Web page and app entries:
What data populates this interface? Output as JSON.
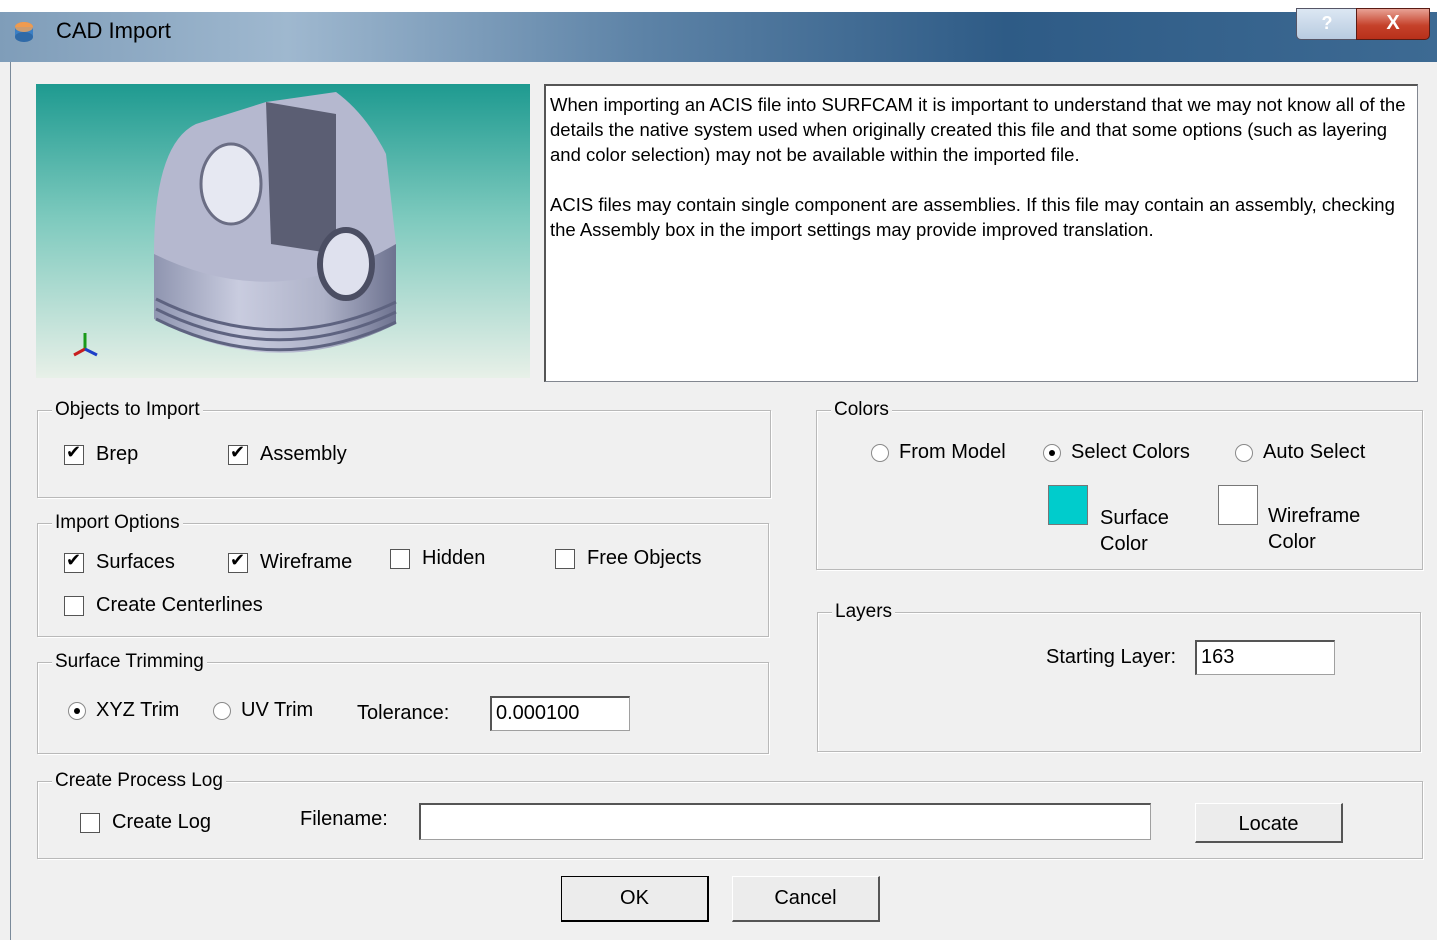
{
  "window": {
    "title": "CAD Import",
    "help_label": "?",
    "close_label": "X"
  },
  "description": {
    "para1": "When importing an ACIS file into SURFCAM it is important to understand that we may not know all of the details the native system used when originally created this file and that some options (such as layering and color selection) may not be available within the imported file.",
    "para2": "ACIS files may contain single component are assemblies. If this file may contain an assembly, checking the Assembly box in the import settings may provide improved translation."
  },
  "objects_to_import": {
    "legend": "Objects to Import",
    "brep": {
      "label": "Brep",
      "checked": true
    },
    "assembly": {
      "label": "Assembly",
      "checked": true
    }
  },
  "import_options": {
    "legend": "Import Options",
    "surfaces": {
      "label": "Surfaces",
      "checked": true
    },
    "wireframe": {
      "label": "Wireframe",
      "checked": true
    },
    "hidden": {
      "label": "Hidden",
      "checked": false
    },
    "free_objects": {
      "label": "Free Objects",
      "checked": false
    },
    "create_centerlines": {
      "label": "Create Centerlines",
      "checked": false
    }
  },
  "surface_trimming": {
    "legend": "Surface Trimming",
    "xyz_trim": {
      "label": "XYZ Trim",
      "selected": true
    },
    "uv_trim": {
      "label": "UV Trim",
      "selected": false
    },
    "tolerance_label": "Tolerance:",
    "tolerance_value": "0.000100"
  },
  "colors": {
    "legend": "Colors",
    "from_model": {
      "label": "From Model",
      "selected": false
    },
    "select_colors": {
      "label": "Select Colors",
      "selected": true
    },
    "auto_select": {
      "label": "Auto Select",
      "selected": false
    },
    "surface_color": {
      "line1": "Surface",
      "line2": "Color",
      "hex": "#00cccc"
    },
    "wireframe_color": {
      "line1": "Wireframe",
      "line2": "Color",
      "hex": "#ffffff"
    }
  },
  "layers": {
    "legend": "Layers",
    "starting_layer_label": "Starting Layer:",
    "starting_layer_value": "163"
  },
  "process_log": {
    "legend": "Create Process Log",
    "create_log": {
      "label": "Create Log",
      "checked": false
    },
    "filename_label": "Filename:",
    "filename_value": "",
    "locate_label": "Locate"
  },
  "buttons": {
    "ok": "OK",
    "cancel": "Cancel"
  },
  "icons": {
    "app": "cad-import-app-icon",
    "axis": "xyz-axis-triad-icon"
  }
}
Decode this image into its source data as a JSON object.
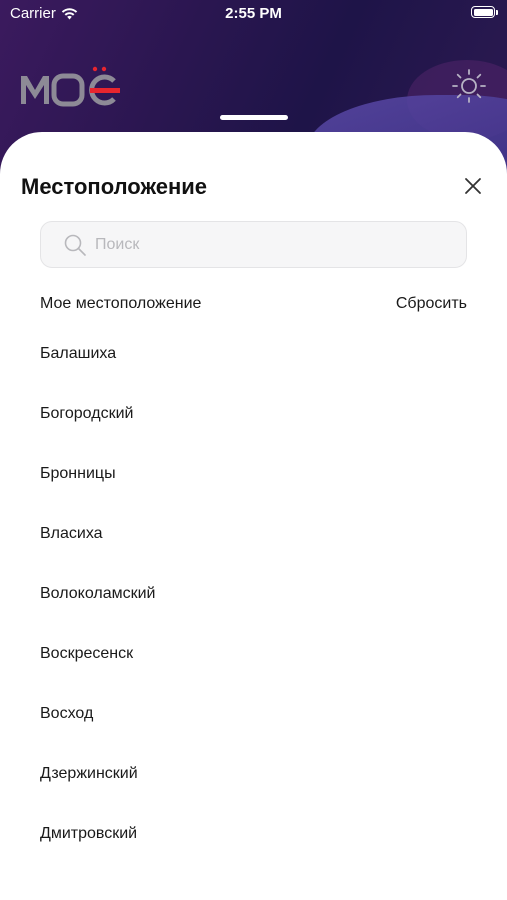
{
  "status_bar": {
    "carrier": "Carrier",
    "time": "2:55 PM"
  },
  "header": {
    "logo_text": "МОЁ",
    "logo_icon": "moe-logo",
    "theme_icon": "sun-icon"
  },
  "sheet": {
    "title": "Местоположение",
    "close_icon": "close-icon",
    "search": {
      "placeholder": "Поиск",
      "value": ""
    },
    "my_location_label": "Мое местоположение",
    "reset_label": "Сбросить",
    "locations": [
      "Балашиха",
      "Богородский",
      "Бронницы",
      "Власиха",
      "Волоколамский",
      "Воскресенск",
      "Восход",
      "Дзержинский",
      "Дмитровский"
    ]
  },
  "colors": {
    "header_gradient_start": "#3b1a5e",
    "header_gradient_end": "#1e1448",
    "logo_accent": "#e8252e",
    "search_bg": "#f6f6f7",
    "text_primary": "#1a1a1a",
    "placeholder": "#b8b8bc"
  }
}
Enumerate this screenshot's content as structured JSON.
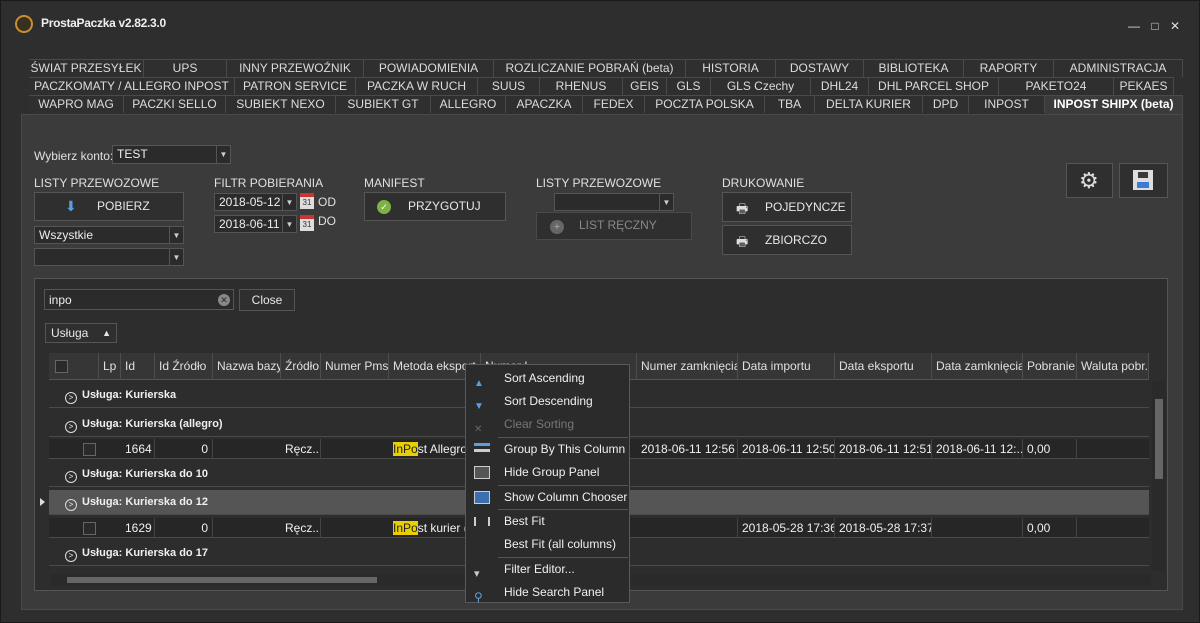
{
  "app": {
    "title": "ProstaPaczka v2.82.3.0"
  },
  "window": {
    "minimize": "—",
    "maximize": "□",
    "close": "✕"
  },
  "tabs": {
    "row1": [
      "ŚWIAT PRZESYŁEK",
      "UPS",
      "INNY PRZEWOŹNIK",
      "POWIADOMIENIA",
      "ROZLICZANIE POBRAŃ (beta)",
      "HISTORIA",
      "DOSTAWY",
      "BIBLIOTEKA",
      "RAPORTY",
      "ADMINISTRACJA"
    ],
    "row2": [
      "PACZKOMATY / ALLEGRO INPOST",
      "PATRON SERVICE",
      "PACZKA W RUCH",
      "SUUS",
      "RHENUS",
      "GEIS",
      "GLS",
      "GLS Czechy",
      "DHL24",
      "DHL PARCEL SHOP",
      "PAKETO24",
      "PEKAES"
    ],
    "row3": [
      "WAPRO MAG",
      "PACZKI SELLO",
      "SUBIEKT NEXO",
      "SUBIEKT GT",
      "ALLEGRO",
      "APACZKA",
      "FEDEX",
      "POCZTA POLSKA",
      "TBA",
      "DELTA KURIER",
      "DPD",
      "INPOST",
      "INPOST SHIPX (beta)"
    ]
  },
  "account": {
    "label": "Wybierz konto:",
    "value": "TEST"
  },
  "sections": {
    "listy1": "LISTY PRZEWOZOWE",
    "pobierz": "POBIERZ",
    "status_filter": "Wszystkie",
    "status_filter2": "",
    "filtr": "FILTR POBIERANIA",
    "date_from": "2018-05-12",
    "od": "OD",
    "date_to": "2018-06-11",
    "do": "DO",
    "cal_day": "31",
    "manifest": "MANIFEST",
    "przygotuj": "PRZYGOTUJ",
    "listy2": "LISTY PRZEWOZOWE",
    "list_combo": "",
    "list_reczny": "LIST RĘCZNY",
    "drukowanie": "DRUKOWANIE",
    "pojedyncze": "POJEDYNCZE",
    "zbiorczo": "ZBIORCZO"
  },
  "search": {
    "value": "inpo",
    "close": "Close"
  },
  "group_panel": {
    "chip": "Usługa"
  },
  "grid": {
    "columns": [
      "",
      "Lp",
      "Id",
      "Id Źródło",
      "Nazwa bazy",
      "Źródło",
      "Numer Pms",
      "Metoda eksport",
      "Numer L...",
      "Numer zamknięcia",
      "Data importu",
      "Data eksportu",
      "Data zamknięcia",
      "Pobranie",
      "Waluta pobr."
    ],
    "groups": [
      "Usługa: Kurierska",
      "Usługa: Kurierska (allegro)",
      "Usługa: Kurierska do 10",
      "Usługa: Kurierska do 12",
      "Usługa: Kurierska do 17"
    ],
    "row1": {
      "id": "1664",
      "id_zrodlo": "0",
      "zrodlo": "Ręcz...",
      "metoda_hl": "InPo",
      "metoda_rest": "st Allegro...",
      "numer_zamk": "2018-06-11 12:56",
      "data_importu": "2018-06-11 12:50",
      "data_eksportu": "2018-06-11 12:51",
      "data_zamk": "2018-06-11 12:...",
      "pobranie": "0,00"
    },
    "row2": {
      "id": "1629",
      "id_zrodlo": "0",
      "zrodlo": "Ręcz...",
      "metoda_hl": "InPo",
      "metoda_rest": "st kurier (S...",
      "numer_zamk": "",
      "data_importu": "2018-05-28 17:36",
      "data_eksportu": "2018-05-28 17:37",
      "data_zamk": "",
      "pobranie": "0,00"
    }
  },
  "context_menu": [
    "Sort Ascending",
    "Sort Descending",
    "Clear Sorting",
    "Group By This Column",
    "Hide Group Panel",
    "Show Column Chooser",
    "Best Fit",
    "Best Fit (all columns)",
    "Filter Editor...",
    "Hide Search Panel"
  ],
  "colors": {
    "bg": "#2e2e2e",
    "panel": "#3b3b3b",
    "highlight": "#e8d000",
    "selected_group": "#555555"
  }
}
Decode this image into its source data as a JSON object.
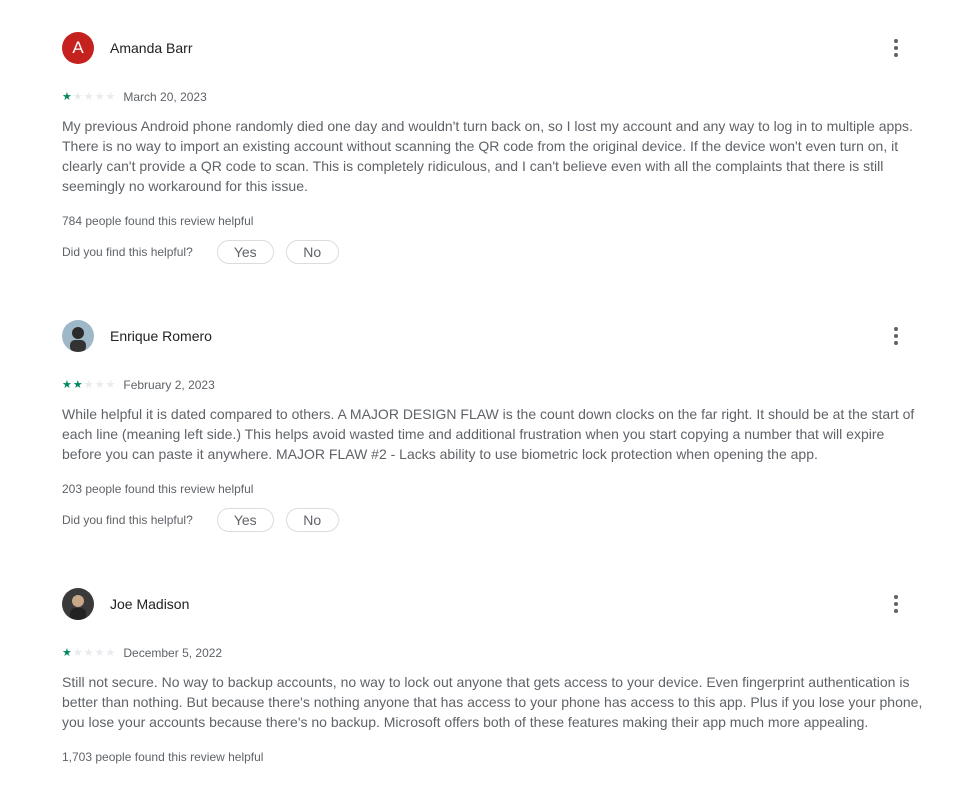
{
  "colors": {
    "star": "#01875f",
    "avatar_a": "#c5221f"
  },
  "helpful_prompt": "Did you find this helpful?",
  "yes_label": "Yes",
  "no_label": "No",
  "reviews": [
    {
      "author": "Amanda Barr",
      "initial": "A",
      "rating": 1,
      "date": "March 20, 2023",
      "text": "My previous Android phone randomly died one day and wouldn't turn back on, so I lost my account and any way to log in to multiple apps. There is no way to import an existing account without scanning the QR code from the original device. If the device won't even turn on, it clearly can't provide a QR code to scan. This is completely ridiculous, and I can't believe even with all the complaints that there is still seemingly no workaround for this issue.",
      "helpful": "784 people found this review helpful"
    },
    {
      "author": "Enrique Romero",
      "initial": "",
      "rating": 2,
      "date": "February 2, 2023",
      "text": "While helpful it is dated compared to others. A MAJOR DESIGN FLAW is the count down clocks on the far right. It should be at the start of each line (meaning left side.) This helps avoid wasted time and additional frustration when you start copying a number that will expire before you can paste it anywhere. MAJOR FLAW #2 - Lacks ability to use biometric lock protection when opening the app.",
      "helpful": "203 people found this review helpful"
    },
    {
      "author": "Joe Madison",
      "initial": "",
      "rating": 1,
      "date": "December 5, 2022",
      "text": "Still not secure. No way to backup accounts, no way to lock out anyone that gets access to your device. Even fingerprint authentication is better than nothing. But because there's nothing anyone that has access to your phone has access to this app. Plus if you lose your phone, you lose your accounts because there's no backup. Microsoft offers both of these features making their app much more appealing.",
      "helpful": "1,703 people found this review helpful"
    }
  ]
}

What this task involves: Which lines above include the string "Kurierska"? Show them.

Task result:
      "Usługa: Kurierska",
      "Usługa: Kurierska (allegro)",
      "Usługa: Kurierska do 10",
      "Usługa: Kurierska do 12",
      "Usługa: Kurierska do 17"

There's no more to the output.